### Assigned task
Among the entries that follow, count the lines that contain the word "heading" and say how many there are, writing nothing else.

=== Section Start ===

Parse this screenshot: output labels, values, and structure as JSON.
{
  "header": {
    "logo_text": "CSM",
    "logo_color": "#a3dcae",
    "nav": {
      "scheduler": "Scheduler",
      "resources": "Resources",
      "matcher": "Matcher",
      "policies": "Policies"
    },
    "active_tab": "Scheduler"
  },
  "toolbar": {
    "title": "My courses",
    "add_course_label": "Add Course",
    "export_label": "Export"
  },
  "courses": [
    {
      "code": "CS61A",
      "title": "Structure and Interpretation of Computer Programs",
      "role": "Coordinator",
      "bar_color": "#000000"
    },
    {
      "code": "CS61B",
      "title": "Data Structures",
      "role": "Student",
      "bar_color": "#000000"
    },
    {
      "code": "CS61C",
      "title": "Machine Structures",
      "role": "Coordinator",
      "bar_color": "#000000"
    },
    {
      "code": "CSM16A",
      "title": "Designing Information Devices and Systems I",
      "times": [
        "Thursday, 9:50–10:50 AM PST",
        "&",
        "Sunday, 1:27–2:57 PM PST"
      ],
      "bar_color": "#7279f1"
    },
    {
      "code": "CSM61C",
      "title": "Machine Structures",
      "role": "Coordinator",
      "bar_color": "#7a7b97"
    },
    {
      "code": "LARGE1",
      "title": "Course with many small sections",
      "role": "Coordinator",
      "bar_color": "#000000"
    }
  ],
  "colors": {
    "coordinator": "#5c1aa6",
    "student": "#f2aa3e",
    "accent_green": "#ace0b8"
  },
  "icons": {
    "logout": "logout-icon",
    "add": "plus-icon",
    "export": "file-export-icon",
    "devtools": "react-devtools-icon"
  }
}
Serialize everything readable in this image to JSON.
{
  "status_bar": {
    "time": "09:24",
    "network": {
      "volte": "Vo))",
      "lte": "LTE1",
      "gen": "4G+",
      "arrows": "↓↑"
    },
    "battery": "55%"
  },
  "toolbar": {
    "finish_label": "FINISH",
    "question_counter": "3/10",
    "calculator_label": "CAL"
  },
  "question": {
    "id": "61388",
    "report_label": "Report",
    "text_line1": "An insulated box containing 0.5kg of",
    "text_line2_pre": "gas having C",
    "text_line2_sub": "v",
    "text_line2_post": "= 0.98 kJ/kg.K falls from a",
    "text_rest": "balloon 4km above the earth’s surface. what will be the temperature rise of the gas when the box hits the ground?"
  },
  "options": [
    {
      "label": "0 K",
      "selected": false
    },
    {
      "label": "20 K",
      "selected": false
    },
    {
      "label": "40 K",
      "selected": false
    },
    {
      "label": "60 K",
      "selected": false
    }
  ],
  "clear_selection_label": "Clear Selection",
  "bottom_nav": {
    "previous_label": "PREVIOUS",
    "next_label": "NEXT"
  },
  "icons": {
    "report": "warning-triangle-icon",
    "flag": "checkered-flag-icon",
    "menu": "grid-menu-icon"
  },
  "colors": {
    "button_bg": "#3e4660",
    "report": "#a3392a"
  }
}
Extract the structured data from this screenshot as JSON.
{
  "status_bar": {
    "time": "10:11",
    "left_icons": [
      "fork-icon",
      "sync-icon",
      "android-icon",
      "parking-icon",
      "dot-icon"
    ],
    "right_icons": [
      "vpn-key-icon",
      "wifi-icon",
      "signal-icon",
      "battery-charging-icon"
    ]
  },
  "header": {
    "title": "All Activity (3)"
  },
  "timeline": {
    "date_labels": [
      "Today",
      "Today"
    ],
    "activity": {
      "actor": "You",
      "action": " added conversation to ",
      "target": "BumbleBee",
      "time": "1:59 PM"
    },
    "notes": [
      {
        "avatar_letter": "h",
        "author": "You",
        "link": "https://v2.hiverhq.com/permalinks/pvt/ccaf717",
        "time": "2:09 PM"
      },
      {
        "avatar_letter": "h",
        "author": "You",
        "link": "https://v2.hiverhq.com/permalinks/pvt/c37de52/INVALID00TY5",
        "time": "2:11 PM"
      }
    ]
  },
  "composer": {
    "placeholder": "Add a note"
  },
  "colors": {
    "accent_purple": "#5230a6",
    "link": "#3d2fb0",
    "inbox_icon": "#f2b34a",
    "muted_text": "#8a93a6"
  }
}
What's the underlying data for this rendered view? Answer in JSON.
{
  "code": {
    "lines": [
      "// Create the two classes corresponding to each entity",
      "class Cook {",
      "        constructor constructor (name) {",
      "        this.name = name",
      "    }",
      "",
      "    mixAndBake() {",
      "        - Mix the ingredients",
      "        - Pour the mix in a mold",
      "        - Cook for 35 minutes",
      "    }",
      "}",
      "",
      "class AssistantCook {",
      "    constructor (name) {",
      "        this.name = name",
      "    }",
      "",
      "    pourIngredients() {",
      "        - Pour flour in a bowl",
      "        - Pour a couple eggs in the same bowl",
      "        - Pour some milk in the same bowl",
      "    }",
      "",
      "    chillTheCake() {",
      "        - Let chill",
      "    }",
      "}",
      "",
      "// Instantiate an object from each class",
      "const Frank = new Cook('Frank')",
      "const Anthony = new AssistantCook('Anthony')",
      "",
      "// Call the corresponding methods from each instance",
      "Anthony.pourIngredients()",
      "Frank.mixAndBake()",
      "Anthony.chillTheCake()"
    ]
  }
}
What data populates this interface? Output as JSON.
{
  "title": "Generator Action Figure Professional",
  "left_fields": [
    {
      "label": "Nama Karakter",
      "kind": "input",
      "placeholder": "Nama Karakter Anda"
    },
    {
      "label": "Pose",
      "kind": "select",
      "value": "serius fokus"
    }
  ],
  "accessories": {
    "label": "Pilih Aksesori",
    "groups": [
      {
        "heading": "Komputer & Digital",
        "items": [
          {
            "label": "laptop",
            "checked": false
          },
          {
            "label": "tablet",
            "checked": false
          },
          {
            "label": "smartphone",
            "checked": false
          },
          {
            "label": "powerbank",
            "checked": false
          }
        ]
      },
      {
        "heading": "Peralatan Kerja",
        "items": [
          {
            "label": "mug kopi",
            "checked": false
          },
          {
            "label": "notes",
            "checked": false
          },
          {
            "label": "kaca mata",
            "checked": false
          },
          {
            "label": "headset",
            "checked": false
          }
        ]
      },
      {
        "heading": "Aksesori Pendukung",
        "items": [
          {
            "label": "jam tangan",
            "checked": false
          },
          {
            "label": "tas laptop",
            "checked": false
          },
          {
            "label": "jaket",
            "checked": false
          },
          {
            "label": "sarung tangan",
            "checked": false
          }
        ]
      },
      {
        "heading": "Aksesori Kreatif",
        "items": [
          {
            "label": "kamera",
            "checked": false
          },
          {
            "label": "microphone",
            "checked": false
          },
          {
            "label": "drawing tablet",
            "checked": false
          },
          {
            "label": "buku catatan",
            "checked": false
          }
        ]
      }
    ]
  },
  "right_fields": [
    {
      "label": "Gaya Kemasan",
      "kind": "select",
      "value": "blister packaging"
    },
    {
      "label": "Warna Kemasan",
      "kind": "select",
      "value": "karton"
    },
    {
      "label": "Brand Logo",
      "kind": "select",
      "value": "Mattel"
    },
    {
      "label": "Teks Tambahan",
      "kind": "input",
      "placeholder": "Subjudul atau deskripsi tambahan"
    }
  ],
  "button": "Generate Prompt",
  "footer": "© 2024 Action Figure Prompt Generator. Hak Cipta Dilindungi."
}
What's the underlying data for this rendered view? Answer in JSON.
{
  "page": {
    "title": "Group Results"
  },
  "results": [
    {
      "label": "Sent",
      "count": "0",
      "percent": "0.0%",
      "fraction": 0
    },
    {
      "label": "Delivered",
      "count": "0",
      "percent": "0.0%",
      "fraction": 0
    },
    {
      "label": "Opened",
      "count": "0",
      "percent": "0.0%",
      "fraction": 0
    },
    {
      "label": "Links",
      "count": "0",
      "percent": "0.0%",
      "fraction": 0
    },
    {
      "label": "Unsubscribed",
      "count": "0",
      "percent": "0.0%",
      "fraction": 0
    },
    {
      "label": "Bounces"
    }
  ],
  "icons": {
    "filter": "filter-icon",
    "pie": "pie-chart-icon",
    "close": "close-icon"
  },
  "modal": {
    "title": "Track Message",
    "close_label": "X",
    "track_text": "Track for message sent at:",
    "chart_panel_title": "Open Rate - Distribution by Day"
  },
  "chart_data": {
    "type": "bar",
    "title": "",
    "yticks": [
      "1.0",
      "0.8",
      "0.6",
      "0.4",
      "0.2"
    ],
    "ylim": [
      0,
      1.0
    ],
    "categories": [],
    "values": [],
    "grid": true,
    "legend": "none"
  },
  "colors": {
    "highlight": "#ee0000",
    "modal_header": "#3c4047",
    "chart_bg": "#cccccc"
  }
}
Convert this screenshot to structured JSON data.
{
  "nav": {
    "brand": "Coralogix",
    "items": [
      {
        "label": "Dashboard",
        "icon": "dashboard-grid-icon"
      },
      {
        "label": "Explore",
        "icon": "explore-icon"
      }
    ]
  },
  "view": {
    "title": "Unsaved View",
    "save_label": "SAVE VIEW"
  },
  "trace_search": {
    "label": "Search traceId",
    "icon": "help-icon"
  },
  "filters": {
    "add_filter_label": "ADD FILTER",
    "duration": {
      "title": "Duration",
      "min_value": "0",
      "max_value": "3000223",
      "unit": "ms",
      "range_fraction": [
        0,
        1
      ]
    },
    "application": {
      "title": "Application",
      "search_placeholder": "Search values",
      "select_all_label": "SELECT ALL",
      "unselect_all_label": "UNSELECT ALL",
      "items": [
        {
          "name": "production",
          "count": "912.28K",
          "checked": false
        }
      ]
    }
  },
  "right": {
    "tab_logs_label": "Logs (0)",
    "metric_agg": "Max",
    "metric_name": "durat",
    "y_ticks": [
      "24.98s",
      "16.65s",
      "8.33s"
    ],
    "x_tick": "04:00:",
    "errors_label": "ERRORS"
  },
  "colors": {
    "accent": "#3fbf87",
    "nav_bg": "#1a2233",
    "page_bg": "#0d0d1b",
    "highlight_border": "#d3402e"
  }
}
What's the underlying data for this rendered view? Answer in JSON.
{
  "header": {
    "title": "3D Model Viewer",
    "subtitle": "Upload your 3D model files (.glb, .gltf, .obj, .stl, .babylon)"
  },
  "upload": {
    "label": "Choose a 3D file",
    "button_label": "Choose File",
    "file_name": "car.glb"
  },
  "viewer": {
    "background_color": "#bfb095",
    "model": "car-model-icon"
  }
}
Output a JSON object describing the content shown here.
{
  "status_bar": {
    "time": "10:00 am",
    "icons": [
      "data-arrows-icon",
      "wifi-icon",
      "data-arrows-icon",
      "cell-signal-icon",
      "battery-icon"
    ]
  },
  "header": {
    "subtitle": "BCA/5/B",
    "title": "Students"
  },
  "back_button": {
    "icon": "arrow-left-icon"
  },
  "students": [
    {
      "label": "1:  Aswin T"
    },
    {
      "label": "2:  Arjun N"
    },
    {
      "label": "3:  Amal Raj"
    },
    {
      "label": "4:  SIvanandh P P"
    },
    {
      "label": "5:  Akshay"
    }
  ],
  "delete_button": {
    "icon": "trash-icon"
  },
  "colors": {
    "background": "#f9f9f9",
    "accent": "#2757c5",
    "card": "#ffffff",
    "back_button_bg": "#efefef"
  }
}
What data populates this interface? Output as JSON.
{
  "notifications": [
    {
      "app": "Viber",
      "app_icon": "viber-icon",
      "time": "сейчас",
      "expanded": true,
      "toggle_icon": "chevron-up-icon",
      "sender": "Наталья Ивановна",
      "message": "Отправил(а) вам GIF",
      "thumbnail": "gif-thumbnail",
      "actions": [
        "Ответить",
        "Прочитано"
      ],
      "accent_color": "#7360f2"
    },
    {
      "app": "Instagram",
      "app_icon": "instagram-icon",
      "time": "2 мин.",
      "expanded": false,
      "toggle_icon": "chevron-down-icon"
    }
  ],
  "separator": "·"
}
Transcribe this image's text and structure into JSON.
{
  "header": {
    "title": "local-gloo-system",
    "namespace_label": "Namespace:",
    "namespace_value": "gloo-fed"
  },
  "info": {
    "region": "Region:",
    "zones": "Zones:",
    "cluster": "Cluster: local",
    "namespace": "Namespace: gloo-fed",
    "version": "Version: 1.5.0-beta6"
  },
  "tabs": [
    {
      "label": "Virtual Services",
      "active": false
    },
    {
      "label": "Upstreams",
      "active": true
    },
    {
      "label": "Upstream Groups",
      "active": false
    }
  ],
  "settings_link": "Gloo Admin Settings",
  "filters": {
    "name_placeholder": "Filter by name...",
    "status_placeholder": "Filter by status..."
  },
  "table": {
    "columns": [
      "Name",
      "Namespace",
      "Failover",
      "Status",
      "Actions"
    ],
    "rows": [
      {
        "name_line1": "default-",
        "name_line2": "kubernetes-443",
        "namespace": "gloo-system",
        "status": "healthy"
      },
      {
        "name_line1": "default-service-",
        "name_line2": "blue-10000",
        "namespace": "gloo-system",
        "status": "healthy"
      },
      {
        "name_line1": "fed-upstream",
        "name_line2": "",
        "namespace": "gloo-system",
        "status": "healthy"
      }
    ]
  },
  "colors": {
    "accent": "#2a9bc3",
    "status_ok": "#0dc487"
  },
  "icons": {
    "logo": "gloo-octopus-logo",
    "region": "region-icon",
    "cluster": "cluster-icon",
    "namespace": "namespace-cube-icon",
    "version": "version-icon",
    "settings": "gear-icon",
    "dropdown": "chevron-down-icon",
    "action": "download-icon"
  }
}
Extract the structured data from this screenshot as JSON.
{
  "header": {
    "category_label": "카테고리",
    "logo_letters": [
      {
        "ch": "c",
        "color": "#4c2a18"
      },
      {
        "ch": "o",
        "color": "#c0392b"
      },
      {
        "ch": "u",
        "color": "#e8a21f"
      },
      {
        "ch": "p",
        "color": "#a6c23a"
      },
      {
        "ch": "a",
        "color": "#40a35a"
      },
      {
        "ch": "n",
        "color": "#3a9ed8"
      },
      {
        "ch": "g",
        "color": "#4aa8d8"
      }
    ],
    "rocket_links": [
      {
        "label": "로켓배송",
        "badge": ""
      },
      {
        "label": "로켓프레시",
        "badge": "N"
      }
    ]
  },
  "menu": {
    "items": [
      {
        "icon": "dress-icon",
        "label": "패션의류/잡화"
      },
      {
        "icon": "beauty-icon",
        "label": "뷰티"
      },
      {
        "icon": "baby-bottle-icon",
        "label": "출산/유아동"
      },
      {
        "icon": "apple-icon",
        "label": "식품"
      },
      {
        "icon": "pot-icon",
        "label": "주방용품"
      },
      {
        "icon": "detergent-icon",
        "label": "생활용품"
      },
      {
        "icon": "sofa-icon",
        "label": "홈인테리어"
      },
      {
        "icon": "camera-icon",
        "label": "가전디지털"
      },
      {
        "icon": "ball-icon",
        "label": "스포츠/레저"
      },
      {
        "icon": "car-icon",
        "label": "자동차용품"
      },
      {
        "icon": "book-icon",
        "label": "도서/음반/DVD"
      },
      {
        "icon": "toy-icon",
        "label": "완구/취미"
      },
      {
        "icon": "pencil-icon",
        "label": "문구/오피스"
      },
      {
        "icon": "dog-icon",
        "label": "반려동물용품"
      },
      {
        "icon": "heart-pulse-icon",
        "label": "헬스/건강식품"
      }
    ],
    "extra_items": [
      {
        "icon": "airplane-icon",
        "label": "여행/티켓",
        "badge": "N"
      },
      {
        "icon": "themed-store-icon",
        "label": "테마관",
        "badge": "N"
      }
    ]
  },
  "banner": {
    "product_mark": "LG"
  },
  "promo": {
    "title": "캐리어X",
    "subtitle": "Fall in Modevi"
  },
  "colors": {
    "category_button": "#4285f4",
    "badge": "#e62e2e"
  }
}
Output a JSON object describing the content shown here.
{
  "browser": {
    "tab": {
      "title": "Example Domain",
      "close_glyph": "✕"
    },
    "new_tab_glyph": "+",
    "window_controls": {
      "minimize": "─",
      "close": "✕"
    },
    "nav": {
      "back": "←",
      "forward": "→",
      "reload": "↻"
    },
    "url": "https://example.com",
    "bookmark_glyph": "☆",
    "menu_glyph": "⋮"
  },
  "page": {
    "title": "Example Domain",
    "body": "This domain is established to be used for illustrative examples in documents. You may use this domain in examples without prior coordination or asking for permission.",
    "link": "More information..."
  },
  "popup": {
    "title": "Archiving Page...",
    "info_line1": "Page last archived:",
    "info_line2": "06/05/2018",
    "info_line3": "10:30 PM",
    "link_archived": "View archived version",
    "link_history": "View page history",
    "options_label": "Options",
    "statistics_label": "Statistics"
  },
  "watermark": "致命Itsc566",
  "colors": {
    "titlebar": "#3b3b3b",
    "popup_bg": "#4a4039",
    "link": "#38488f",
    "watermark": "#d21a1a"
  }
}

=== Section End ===

### Answer for the task
4